Information shown: Begin
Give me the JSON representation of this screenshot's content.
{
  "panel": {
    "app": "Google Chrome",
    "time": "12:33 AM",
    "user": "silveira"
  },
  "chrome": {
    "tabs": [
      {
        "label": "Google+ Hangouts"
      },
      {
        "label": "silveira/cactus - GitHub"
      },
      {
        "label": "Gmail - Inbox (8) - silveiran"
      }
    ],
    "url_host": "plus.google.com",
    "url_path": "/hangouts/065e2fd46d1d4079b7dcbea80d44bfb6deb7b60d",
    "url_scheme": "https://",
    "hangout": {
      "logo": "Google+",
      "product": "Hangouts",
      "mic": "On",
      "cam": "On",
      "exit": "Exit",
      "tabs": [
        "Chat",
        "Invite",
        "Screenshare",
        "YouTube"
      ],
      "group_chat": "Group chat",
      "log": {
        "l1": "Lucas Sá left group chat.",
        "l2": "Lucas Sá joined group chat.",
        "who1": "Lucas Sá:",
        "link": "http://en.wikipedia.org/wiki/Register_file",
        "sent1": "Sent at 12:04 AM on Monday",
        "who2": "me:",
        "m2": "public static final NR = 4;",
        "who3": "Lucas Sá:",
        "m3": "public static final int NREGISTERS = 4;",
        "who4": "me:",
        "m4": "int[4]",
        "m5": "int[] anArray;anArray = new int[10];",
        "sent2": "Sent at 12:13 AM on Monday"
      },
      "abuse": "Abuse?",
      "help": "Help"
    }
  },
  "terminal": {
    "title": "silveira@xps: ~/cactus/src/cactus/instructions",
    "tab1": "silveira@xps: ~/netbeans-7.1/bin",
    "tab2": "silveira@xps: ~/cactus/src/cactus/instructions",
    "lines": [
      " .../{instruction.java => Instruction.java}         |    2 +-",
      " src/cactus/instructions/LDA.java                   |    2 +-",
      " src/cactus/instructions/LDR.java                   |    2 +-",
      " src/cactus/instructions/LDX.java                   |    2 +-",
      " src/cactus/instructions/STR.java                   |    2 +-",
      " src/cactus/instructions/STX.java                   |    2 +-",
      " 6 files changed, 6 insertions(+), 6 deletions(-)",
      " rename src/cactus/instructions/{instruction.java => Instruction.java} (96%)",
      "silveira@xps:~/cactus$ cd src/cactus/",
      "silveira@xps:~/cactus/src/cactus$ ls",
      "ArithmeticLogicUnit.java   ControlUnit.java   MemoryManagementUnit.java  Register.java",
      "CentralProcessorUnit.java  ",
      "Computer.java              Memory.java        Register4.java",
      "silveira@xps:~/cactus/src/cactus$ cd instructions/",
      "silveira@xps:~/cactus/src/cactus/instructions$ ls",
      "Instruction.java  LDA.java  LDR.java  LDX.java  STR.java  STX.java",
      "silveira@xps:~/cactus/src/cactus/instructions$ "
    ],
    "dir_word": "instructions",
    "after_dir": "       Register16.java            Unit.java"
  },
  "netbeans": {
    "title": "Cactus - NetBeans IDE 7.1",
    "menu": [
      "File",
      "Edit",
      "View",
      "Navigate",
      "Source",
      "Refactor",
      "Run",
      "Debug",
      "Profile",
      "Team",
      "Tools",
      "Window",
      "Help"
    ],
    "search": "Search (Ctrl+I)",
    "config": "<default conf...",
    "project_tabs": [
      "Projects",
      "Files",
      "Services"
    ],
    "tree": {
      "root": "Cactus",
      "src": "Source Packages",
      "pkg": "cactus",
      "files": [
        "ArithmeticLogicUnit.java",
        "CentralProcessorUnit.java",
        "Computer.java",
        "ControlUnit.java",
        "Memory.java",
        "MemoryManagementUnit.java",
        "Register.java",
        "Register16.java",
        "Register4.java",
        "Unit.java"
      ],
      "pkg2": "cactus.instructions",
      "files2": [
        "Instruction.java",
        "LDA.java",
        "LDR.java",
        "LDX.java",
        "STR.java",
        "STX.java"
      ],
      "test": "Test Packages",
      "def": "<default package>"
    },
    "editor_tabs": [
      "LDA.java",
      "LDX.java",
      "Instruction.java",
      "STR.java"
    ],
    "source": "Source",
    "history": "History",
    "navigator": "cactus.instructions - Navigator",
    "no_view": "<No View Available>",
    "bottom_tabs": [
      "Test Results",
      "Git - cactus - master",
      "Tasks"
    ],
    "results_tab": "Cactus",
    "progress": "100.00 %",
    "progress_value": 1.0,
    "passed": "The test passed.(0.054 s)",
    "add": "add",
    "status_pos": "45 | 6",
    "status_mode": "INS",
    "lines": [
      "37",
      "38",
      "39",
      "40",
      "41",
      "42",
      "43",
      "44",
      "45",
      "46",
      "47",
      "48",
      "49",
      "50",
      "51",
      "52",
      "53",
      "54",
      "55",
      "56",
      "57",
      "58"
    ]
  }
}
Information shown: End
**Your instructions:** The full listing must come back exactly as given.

**Output of the task:**
Give me the JSON representation of this screenshot's content.
{
  "panel": {
    "app": "Google Chrome",
    "time": "12:33 AM",
    "user": "silveira"
  },
  "chrome": {
    "tabs": [
      {
        "label": "Google+ Hangouts"
      },
      {
        "label": "silveira/cactus - GitHub"
      },
      {
        "label": "Gmail - Inbox (8) - silveiran"
      }
    ],
    "url_host": "plus.google.com",
    "url_path": "/hangouts/065e2fd46d1d4079b7dcbea80d44bfb6deb7b60d",
    "url_scheme": "https://",
    "hangout": {
      "logo": "Google+",
      "product": "Hangouts",
      "mic": "On",
      "cam": "On",
      "exit": "Exit",
      "tabs": [
        "Chat",
        "Invite",
        "Screenshare",
        "YouTube"
      ],
      "group_chat": "Group chat",
      "log": {
        "l1": "Lucas Sá left group chat.",
        "l2": "Lucas Sá joined group chat.",
        "who1": "Lucas Sá:",
        "link": "http://en.wikipedia.org/wiki/Register_file",
        "sent1": "Sent at 12:04 AM on Monday",
        "who2": "me:",
        "m2": "public static final NR = 4;",
        "who3": "Lucas Sá:",
        "m3": "public static final int NREGISTERS = 4;",
        "who4": "me:",
        "m4": "int[4]",
        "m5": "int[] anArray;anArray = new int[10];",
        "sent2": "Sent at 12:13 AM on Monday"
      },
      "abuse": "Abuse?",
      "help": "Help"
    }
  },
  "terminal": {
    "title": "silveira@xps: ~/cactus/src/cactus/instructions",
    "tab1": "silveira@xps: ~/netbeans-7.1/bin",
    "tab2": "silveira@xps: ~/cactus/src/cactus/instructions",
    "lines": [
      " .../{instruction.java => Instruction.java}         |    2 +-",
      " src/cactus/instructions/LDA.java                   |    2 +-",
      " src/cactus/instructions/LDR.java                   |    2 +-",
      " src/cactus/instructions/LDX.java                   |    2 +-",
      " src/cactus/instructions/STR.java                   |    2 +-",
      " src/cactus/instructions/STX.java                   |    2 +-",
      " 6 files changed, 6 insertions(+), 6 deletions(-)",
      " rename src/cactus/instructions/{instruction.java => Instruction.java} (96%)",
      "silveira@xps:~/cactus$ cd src/cactus/",
      "silveira@xps:~/cactus/src/cactus$ ls",
      "ArithmeticLogicUnit.java   ControlUnit.java   MemoryManagementUnit.java  Register.java",
      "CentralProcessorUnit.java  ",
      "Computer.java              Memory.java        Register4.java",
      "silveira@xps:~/cactus/src/cactus$ cd instructions/",
      "silveira@xps:~/cactus/src/cactus/instructions$ ls",
      "Instruction.java  LDA.java  LDR.java  LDX.java  STR.java  STX.java",
      "silveira@xps:~/cactus/src/cactus/instructions$ "
    ],
    "dir_word": "instructions",
    "after_dir": "       Register16.java            Unit.java"
  },
  "netbeans": {
    "title": "Cactus - NetBeans IDE 7.1",
    "menu": [
      "File",
      "Edit",
      "View",
      "Navigate",
      "Source",
      "Refactor",
      "Run",
      "Debug",
      "Profile",
      "Team",
      "Tools",
      "Window",
      "Help"
    ],
    "search": "Search (Ctrl+I)",
    "config": "<default conf...",
    "project_tabs": [
      "Projects",
      "Files",
      "Services"
    ],
    "tree": {
      "root": "Cactus",
      "src": "Source Packages",
      "pkg": "cactus",
      "files": [
        "ArithmeticLogicUnit.java",
        "CentralProcessorUnit.java",
        "Computer.java",
        "ControlUnit.java",
        "Memory.java",
        "MemoryManagementUnit.java",
        "Register.java",
        "Register16.java",
        "Register4.java",
        "Unit.java"
      ],
      "pkg2": "cactus.instructions",
      "files2": [
        "Instruction.java",
        "LDA.java",
        "LDR.java",
        "LDX.java",
        "STR.java",
        "STX.java"
      ],
      "test": "Test Packages",
      "def": "<default package>"
    },
    "editor_tabs": [
      "LDA.java",
      "LDX.java",
      "Instruction.java",
      "STR.java"
    ],
    "source": "Source",
    "history": "History",
    "navigator": "cactus.instructions - Navigator",
    "no_view": "<No View Available>",
    "bottom_tabs": [
      "Test Results",
      "Git - cactus - master",
      "Tasks"
    ],
    "results_tab": "Cactus",
    "progress": "100.00 %",
    "progress_value": 1.0,
    "passed": "The test passed.(0.054 s)",
    "add": "add",
    "status_pos": "45 | 6",
    "status_mode": "INS",
    "lines": [
      "37",
      "38",
      "39",
      "40",
      "41",
      "42",
      "43",
      "44",
      "45",
      "46",
      "47",
      "48",
      "49",
      "50",
      "51",
      "52",
      "53",
      "54",
      "55",
      "56",
      "57",
      "58"
    ]
  }
}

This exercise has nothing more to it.